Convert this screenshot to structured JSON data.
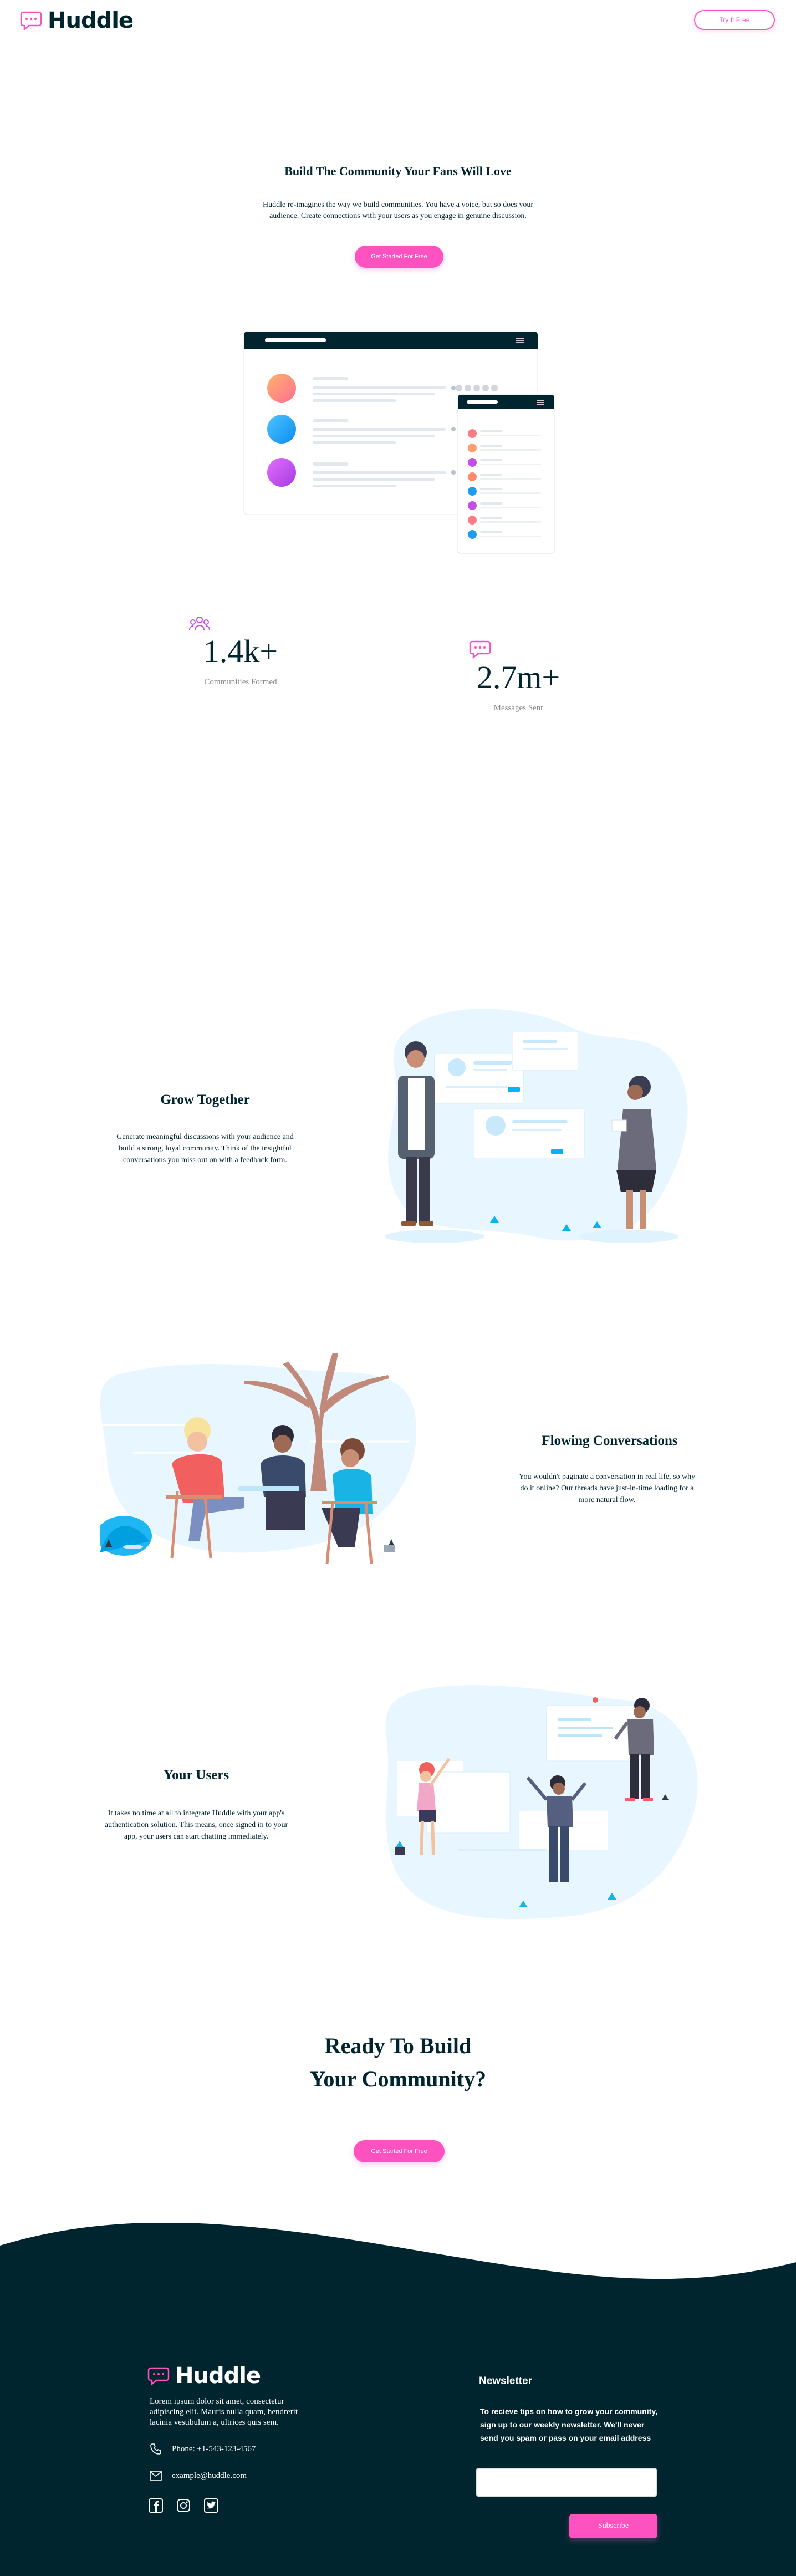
{
  "header": {
    "logo_text": "Huddle",
    "try_button": "Try It Free"
  },
  "hero": {
    "title": "Build The Community Your Fans Will Love",
    "description": "Huddle re-imagines the way we build communities. You have a voice, but so does your audience. Create connections with your users as you engage in genuine discussion.",
    "cta": "Get Started For Free"
  },
  "stats": [
    {
      "value": "1.4k+",
      "label": "Communities Formed",
      "icon": "communities-icon"
    },
    {
      "value": "2.7m+",
      "label": "Messages Sent",
      "icon": "messages-icon"
    }
  ],
  "features": [
    {
      "title": "Grow Together",
      "description": "Generate meaningful discussions with your audience and build a strong, loyal community. Think of the insightful conversations you miss out on with a feedback form."
    },
    {
      "title": "Flowing Conversations",
      "description": "You wouldn't paginate a conversation in real life, so why do it online? Our threads have just-in-time loading for a more natural flow."
    },
    {
      "title": "Your Users",
      "description": "It takes no time at all to integrate Huddle with your app's authentication solution. This means, once signed in to your app, your users can start chatting immediately."
    }
  ],
  "cta": {
    "title_line1": "Ready To Build",
    "title_line2": "Your Community?",
    "button": "Get Started For Free"
  },
  "footer": {
    "logo_text": "Huddle",
    "about": "Lorem ipsum dolor sit amet, consectetur adipiscing elit. Mauris nulla quam, hendrerit lacinia vestibulum a, ultrices quis sem.",
    "phone": "Phone: +1-543-123-4567",
    "email": "example@huddle.com",
    "social": [
      "facebook-icon",
      "instagram-icon",
      "twitter-icon"
    ],
    "newsletter": {
      "title": "Newsletter",
      "text": "To recieve tips on how to grow your community, sign up to our weekly newsletter. We'll never send you spam or pass on your email address",
      "input_value": "",
      "button": "Subscribe"
    }
  },
  "colors": {
    "pink": "#ff52c1",
    "dark": "#00252e",
    "light_blue": "#e8f7ff"
  }
}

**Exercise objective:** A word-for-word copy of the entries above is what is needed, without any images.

**Answer section:**
Convert this screenshot to structured JSON data.
{
  "header": {
    "logo_text": "Huddle",
    "try_button": "Try It Free"
  },
  "hero": {
    "title": "Build The Community Your Fans Will Love",
    "description": "Huddle re-imagines the way we build communities. You have a voice, but so does your audience. Create connections with your users as you engage in genuine discussion.",
    "cta": "Get Started For Free"
  },
  "stats": [
    {
      "value": "1.4k+",
      "label": "Communities Formed",
      "icon": "communities-icon"
    },
    {
      "value": "2.7m+",
      "label": "Messages Sent",
      "icon": "messages-icon"
    }
  ],
  "features": [
    {
      "title": "Grow Together",
      "description": "Generate meaningful discussions with your audience and build a strong, loyal community. Think of the insightful conversations you miss out on with a feedback form."
    },
    {
      "title": "Flowing Conversations",
      "description": "You wouldn't paginate a conversation in real life, so why do it online? Our threads have just-in-time loading for a more natural flow."
    },
    {
      "title": "Your Users",
      "description": "It takes no time at all to integrate Huddle with your app's authentication solution. This means, once signed in to your app, your users can start chatting immediately."
    }
  ],
  "cta": {
    "title_line1": "Ready To Build",
    "title_line2": "Your Community?",
    "button": "Get Started For Free"
  },
  "footer": {
    "logo_text": "Huddle",
    "about": "Lorem ipsum dolor sit amet, consectetur adipiscing elit. Mauris nulla quam, hendrerit lacinia vestibulum a, ultrices quis sem.",
    "phone": "Phone: +1-543-123-4567",
    "email": "example@huddle.com",
    "social": [
      "facebook-icon",
      "instagram-icon",
      "twitter-icon"
    ],
    "newsletter": {
      "title": "Newsletter",
      "text": "To recieve tips on how to grow your community, sign up to our weekly newsletter. We'll never send you spam or pass on your email address",
      "input_value": "",
      "button": "Subscribe"
    }
  },
  "colors": {
    "pink": "#ff52c1",
    "dark": "#00252e",
    "light_blue": "#e8f7ff"
  }
}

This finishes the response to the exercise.